[Entries from a dataset of interfaces]
● ● ● ● ●

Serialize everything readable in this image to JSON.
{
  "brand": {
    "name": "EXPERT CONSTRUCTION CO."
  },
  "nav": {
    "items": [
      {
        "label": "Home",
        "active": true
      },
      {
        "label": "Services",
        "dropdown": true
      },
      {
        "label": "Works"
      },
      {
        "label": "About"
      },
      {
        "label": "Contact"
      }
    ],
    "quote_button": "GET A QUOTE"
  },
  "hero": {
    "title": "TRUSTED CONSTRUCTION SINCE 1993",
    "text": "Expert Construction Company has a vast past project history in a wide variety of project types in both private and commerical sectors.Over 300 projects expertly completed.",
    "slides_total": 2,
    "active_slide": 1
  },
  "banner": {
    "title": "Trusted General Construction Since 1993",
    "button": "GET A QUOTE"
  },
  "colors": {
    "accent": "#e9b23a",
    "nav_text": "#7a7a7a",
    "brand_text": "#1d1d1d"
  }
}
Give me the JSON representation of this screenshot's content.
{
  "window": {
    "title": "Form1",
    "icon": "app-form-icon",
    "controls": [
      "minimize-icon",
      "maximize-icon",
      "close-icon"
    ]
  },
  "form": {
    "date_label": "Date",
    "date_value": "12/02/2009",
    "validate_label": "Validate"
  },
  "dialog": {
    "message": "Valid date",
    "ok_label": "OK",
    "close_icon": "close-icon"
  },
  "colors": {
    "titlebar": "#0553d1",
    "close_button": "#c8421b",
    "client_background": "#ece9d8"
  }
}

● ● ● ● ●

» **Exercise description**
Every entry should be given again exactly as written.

» **Exercise answer**
Serialize everything readable in this image to JSON.
{
  "brand": {
    "name": "EXPERT CONSTRUCTION CO."
  },
  "nav": {
    "items": [
      {
        "label": "Home",
        "active": true
      },
      {
        "label": "Services",
        "dropdown": true
      },
      {
        "label": "Works"
      },
      {
        "label": "About"
      },
      {
        "label": "Contact"
      }
    ],
    "quote_button": "GET A QUOTE"
  },
  "hero": {
    "title": "TRUSTED CONSTRUCTION SINCE 1993",
    "text": "Expert Construction Company has a vast past project history in a wide variety of project types in both private and commerical sectors.Over 300 projects expertly completed.",
    "slides_total": 2,
    "active_slide": 1
  },
  "banner": {
    "title": "Trusted General Construction Since 1993",
    "button": "GET A QUOTE"
  },
  "colors": {
    "accent": "#e9b23a",
    "nav_text": "#7a7a7a",
    "brand_text": "#1d1d1d"
  }
}
Give me the JSON representation of this screenshot's content.
{
  "window": {
    "title": "Form1",
    "icon": "app-form-icon",
    "controls": [
      "minimize-icon",
      "maximize-icon",
      "close-icon"
    ]
  },
  "form": {
    "date_label": "Date",
    "date_value": "12/02/2009",
    "validate_label": "Validate"
  },
  "dialog": {
    "message": "Valid date",
    "ok_label": "OK",
    "close_icon": "close-icon"
  },
  "colors": {
    "titlebar": "#0553d1",
    "close_button": "#c8421b",
    "client_background": "#ece9d8"
  }
}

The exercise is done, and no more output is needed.